But then again, I am and will always be against any stupid conflict that causes lost of human life and property. That's just about any conflict.

In general, such conflicts bring very little good if at all to those that take most risk. Soldiers. Winning or losing. No such thing in war. There is only those who live and those who die. Only politicians win or lose. Masses can't comprehend that. Never did, never will.

http://forums.ubi.com/groupee_common/emoticons/icon_smile.gif

Halfen
07-24-2011, 04:46 AM
"What was honourable about an attack on a sleeping harbour that belonged to a country in a state of peace?"
Who said anything about it being honorable .
.
"I stand by my opinion, sorry if that upsets anybody here. I suppose it's all about perception and interpretation, not strict dictionary definitions."
Or it could be about knowing the difference between murdering women and children and an act of war.
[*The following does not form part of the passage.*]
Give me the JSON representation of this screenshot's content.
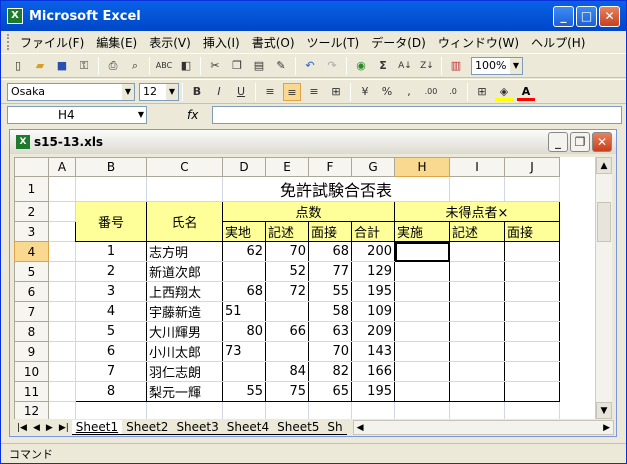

"your typing to military minded people who have admiration/respect for the military way of killing people"
Who said anything about having "admiration/respect " for killing people.

I find it strange that some who are so advanced find themselves here in a sim that revels in the destruction of human life.

Metatron_123
07-24-2011, 07:26 AM
An interesting discovery, though I don't believe it would make much difference to the relatives, they knew the man was kia.

The whole discussion of assigning blame is a bit superfluous when the remains in question belonged to a man who had little influence over the events of that day.

PhantomKira
07-24-2011, 09:03 AM
A good find. I've always been mildly fascinated with the forensic science of facial reconstruction on skulls, and hope they take the time to attempt it and are successful here.


Originally posted by DKoor:
But then again, I am and will always be against any stupid conflict that causes lost of human life and property. That's just about any conflict.

In general, such conflicts bring very little good if at all to those that take most risk. Soldiers. Winning or losing. No such thing in war. There is only those who live and those who die. Only politicians win or lose. Masses can't comprehend that. Never did, never will.

http://forums.ubi.com/groupee_common/emoticons/icon_smile.gif

Yesterday I happened upon a copy (very abridged, I'm sure) of Sun Tsu's Art of War. One of the sections deals with ways of obtaining victory, and it is very clear that the best way to obtain victory is not to use your army, physically, at all. One should, if at all possible, avoid conflict, using the simple presence of power to dictate terms. Armed conflict comes in options down the list.

I'm also finishing up Attack on Yamamoto by Carroll v. Glines c. 1990 Orion Books, NY ISBN 0-517-57728-3. Naturally, part of the background involved points out Yamamoto's position as the very reluctant hero of the Japanese. Sure, he planned the attack, and he led the Imperial Navy, but he never was convinced that Japan would, or even could, win. He had visited the U.S. and knew of the industrial power base that others did not. In fact, his outspoken reluctance was his reason for being put in the position of Admiral of the Fleet in the first place. He had been in politics prior to that, and as such his outspoken anti-war statements had been getting him death threats from fellow Japanese who called him an "American Lover" or somesuch, etc. A major part of the reason for giving him a military position, apparently, was that Japanese military men were not to be involved in politics, and his anti war thoughts thus disappeared from the public eye.

Background for those who may be interested, the book is essentially Glines' attempt to back up the idea that it was Barber, not Lanphier, that shot down the bomber carrying the Admiral. There's a lot of very interesting background to the story that I didn't know.

Badsight-
07-24-2011, 10:43 PM
Originally posted by Halfen:
Who said anything about having "admiration/respect " for killing people i did, just a few posts above yours

its what armies do.

loads of simulation players are people who have served - &/or have an admiration for how militarys operate (or the technology behind their operations)

admitting that doesnt make me one of them, its just reality ive gained from online conversing around this game